All living creatures need food to survive and grow, and plants are no exception. Unlike human beings and animals, plants make their food without moving anywhere. They are able to do so with the help of their leaves and roots in the presence of sunlight. This process of making food for themselves is known as photosynthesis in plants. Comprised of two words, “photo” meaning “light” and “synthesis” meaning “putting together,” photosynthesis is a chemical reaction that relies on some chemical reactants and stomata in the leaf for carrying out the entire process.
When a seed germinates into a sapling, the stored reservoirs of energies are used up by the sapling. The plant must create its own energy in order to survive. Photosynthesis is the process by which new lease of energy is made available to the plant. For photosynthesis, plants need light, water, carbon dioxide and chlorophyll. The chlorophyll converts water from soil and carbon dioxide from air into oxygen and sugar in the presence of sunlight.

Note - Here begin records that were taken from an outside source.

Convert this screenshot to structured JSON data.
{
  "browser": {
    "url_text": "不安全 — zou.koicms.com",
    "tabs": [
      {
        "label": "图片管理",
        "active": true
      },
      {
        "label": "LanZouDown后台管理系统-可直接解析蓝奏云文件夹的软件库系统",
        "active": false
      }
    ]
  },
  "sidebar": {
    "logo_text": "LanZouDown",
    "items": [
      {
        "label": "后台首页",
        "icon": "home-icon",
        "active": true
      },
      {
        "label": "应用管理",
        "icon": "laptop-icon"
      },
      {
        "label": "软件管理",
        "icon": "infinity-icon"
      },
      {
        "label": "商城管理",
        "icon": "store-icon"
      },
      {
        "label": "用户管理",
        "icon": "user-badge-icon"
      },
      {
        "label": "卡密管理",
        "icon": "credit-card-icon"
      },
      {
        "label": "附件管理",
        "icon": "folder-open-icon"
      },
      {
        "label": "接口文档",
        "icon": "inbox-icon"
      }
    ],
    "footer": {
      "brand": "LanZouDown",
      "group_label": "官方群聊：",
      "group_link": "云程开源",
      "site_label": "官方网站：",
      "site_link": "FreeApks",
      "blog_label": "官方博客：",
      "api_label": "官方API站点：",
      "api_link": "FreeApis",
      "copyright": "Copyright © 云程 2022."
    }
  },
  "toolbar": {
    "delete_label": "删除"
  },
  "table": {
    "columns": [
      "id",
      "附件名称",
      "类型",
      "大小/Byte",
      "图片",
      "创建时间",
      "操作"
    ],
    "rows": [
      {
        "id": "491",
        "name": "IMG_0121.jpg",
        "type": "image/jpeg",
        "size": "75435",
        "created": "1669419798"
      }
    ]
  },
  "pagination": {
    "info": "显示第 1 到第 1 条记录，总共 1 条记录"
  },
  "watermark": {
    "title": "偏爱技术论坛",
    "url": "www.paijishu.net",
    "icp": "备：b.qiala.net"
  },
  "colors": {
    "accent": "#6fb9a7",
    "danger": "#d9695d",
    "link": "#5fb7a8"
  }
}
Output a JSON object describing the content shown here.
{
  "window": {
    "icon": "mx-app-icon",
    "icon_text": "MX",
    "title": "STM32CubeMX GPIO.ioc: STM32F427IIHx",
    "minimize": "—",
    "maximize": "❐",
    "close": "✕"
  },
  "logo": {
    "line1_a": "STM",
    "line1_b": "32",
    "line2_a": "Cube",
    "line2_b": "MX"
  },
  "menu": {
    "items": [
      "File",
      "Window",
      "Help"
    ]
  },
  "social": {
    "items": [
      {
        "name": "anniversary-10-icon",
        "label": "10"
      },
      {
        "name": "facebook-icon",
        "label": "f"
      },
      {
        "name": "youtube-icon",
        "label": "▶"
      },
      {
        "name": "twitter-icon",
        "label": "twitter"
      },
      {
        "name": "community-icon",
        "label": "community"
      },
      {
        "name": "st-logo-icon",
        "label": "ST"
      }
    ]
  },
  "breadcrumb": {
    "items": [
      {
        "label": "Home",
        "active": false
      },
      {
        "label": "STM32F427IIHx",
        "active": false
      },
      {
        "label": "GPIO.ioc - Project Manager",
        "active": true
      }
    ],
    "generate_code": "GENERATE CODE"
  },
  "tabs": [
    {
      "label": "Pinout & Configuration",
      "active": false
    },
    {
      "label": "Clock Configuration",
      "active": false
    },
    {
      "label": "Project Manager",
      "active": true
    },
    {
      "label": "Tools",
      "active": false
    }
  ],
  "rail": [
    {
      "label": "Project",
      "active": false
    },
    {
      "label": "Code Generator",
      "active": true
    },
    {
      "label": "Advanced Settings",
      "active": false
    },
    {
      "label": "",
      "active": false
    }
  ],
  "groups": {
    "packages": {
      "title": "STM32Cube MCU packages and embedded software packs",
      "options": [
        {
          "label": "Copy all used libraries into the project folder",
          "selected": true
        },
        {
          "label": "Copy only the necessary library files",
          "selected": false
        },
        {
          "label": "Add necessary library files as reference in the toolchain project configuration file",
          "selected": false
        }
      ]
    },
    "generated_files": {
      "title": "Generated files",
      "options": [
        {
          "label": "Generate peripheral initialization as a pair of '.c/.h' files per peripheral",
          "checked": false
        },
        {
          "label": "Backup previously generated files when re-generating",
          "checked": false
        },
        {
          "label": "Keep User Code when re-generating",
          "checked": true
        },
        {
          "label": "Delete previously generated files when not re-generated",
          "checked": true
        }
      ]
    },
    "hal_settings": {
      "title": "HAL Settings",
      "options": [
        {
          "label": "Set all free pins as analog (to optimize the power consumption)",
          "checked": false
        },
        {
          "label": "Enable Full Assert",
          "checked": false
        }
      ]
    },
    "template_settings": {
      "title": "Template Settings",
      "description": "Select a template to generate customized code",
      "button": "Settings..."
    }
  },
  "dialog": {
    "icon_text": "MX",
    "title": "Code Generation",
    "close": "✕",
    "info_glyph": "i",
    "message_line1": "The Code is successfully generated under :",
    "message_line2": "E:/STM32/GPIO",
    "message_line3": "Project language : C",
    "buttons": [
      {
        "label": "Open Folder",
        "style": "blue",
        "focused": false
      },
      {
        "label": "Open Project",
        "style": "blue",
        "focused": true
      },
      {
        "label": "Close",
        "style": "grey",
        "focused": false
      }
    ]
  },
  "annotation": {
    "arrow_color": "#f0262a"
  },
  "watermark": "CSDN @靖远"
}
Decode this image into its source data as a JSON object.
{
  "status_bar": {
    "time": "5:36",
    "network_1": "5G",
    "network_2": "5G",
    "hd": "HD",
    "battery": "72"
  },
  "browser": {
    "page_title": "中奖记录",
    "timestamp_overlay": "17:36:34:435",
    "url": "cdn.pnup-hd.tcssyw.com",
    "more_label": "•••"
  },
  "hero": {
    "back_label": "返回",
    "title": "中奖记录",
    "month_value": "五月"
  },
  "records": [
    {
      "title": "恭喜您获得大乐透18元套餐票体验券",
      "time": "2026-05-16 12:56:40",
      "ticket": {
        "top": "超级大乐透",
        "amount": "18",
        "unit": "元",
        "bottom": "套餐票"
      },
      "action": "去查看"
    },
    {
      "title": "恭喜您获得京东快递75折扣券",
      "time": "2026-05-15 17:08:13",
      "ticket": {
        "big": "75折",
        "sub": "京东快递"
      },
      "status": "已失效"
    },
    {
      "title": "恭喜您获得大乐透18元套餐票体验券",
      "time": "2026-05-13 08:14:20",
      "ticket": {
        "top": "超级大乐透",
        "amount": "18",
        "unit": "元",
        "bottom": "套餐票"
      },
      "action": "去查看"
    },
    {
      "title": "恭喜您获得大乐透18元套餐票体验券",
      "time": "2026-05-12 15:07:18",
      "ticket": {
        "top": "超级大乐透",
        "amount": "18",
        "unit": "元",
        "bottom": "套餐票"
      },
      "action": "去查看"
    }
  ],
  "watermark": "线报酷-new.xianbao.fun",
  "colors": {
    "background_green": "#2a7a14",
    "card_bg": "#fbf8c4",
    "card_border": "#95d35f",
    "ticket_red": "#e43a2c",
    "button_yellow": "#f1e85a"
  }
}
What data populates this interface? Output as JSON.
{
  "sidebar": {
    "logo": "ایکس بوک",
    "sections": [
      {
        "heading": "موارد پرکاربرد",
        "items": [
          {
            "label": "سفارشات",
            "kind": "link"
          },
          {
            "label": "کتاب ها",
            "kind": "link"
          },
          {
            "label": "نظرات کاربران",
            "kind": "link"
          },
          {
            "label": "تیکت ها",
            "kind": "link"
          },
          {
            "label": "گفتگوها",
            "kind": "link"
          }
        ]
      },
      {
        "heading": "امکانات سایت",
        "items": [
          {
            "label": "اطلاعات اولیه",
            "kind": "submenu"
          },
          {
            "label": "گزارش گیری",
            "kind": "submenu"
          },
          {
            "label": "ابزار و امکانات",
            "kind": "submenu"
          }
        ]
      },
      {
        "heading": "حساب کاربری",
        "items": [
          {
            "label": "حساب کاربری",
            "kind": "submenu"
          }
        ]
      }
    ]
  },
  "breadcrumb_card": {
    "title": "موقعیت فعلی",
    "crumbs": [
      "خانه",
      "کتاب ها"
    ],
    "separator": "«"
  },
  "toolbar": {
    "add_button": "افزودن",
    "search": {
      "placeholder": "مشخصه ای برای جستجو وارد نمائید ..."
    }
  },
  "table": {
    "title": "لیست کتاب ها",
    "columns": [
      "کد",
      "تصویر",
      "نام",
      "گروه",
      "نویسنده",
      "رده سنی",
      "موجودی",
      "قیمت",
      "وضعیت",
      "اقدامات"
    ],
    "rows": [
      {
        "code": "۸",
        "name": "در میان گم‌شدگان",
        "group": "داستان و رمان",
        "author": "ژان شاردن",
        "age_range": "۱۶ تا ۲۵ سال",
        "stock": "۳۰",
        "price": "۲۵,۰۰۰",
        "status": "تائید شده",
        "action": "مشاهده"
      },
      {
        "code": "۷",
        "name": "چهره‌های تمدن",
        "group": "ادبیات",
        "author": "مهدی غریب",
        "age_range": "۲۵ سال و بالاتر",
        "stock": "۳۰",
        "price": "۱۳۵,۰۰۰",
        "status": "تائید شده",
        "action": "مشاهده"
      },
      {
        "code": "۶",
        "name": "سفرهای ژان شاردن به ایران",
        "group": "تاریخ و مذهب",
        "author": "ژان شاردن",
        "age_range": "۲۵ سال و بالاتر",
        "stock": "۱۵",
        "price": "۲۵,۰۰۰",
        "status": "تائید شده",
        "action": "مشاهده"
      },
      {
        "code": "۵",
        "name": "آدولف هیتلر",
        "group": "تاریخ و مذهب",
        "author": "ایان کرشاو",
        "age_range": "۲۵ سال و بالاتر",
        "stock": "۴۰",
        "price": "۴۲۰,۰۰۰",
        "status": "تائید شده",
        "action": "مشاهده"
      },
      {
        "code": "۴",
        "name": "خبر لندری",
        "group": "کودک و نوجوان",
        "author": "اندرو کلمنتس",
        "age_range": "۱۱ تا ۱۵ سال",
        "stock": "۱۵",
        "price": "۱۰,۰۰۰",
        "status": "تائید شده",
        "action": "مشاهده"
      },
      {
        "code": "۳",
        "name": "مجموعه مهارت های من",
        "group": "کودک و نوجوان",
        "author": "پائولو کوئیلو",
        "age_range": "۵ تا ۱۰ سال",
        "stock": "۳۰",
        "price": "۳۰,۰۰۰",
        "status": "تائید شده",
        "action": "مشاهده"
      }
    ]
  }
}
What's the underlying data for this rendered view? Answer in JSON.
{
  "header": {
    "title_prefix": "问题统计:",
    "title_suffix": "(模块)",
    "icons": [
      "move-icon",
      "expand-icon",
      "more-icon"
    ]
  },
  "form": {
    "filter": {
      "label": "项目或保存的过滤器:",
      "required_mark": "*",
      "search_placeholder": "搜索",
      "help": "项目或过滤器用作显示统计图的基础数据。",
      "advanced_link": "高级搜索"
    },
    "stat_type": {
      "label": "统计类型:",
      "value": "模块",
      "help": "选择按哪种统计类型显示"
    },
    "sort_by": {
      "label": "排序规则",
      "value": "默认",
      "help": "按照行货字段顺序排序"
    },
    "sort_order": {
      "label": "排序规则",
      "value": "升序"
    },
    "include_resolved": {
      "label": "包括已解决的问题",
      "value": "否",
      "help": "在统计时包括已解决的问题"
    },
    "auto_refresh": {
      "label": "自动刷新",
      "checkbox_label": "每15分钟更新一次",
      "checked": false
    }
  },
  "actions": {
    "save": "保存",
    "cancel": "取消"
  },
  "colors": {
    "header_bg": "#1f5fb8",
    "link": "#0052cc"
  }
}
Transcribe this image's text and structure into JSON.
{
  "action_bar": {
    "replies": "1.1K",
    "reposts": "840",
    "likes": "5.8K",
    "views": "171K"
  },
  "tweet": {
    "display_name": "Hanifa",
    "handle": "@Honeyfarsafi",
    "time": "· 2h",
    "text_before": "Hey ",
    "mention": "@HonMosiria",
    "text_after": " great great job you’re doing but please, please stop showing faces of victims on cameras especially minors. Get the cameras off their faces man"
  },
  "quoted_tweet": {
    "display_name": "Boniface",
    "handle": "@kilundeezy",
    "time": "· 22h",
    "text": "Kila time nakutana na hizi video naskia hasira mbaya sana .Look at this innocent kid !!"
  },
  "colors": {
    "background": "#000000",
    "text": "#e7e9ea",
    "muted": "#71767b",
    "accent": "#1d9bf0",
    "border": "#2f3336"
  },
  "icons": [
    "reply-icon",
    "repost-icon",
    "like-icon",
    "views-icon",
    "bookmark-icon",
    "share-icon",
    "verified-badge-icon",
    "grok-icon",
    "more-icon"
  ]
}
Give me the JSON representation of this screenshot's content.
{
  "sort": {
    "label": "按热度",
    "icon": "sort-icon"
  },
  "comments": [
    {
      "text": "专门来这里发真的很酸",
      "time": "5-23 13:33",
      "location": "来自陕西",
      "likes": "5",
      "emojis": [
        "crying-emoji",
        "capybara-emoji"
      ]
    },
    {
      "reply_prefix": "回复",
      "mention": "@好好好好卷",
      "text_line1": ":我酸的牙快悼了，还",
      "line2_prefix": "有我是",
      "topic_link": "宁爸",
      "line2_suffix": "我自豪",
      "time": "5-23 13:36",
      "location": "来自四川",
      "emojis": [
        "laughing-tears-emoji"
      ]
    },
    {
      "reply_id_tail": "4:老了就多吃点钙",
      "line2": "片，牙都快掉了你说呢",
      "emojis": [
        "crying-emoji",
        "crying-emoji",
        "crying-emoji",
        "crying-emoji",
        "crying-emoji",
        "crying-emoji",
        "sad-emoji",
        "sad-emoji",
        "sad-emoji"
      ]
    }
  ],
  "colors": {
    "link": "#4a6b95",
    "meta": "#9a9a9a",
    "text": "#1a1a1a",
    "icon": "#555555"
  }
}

Oxygen is then released into air through stomata (the tiny pores on the underside of leaves) into the environment while the sugar is used up and stored by the plant as its food.
Since a plant cannot survive without food, photosynthesis becomes a crucial process for plants. Photosynthesis is not only crucial for plants, it is equally important for human beings as well, because it leads to release of oxygen and it makes glucose in the plant for their consumption. The glucose stored by plants is consumed by human beings and animals in the form of various vegetables and fruits and other edibles.
In gist, plants need photosynthesis because it makes the energy of the sun available to them for nourishment and growth.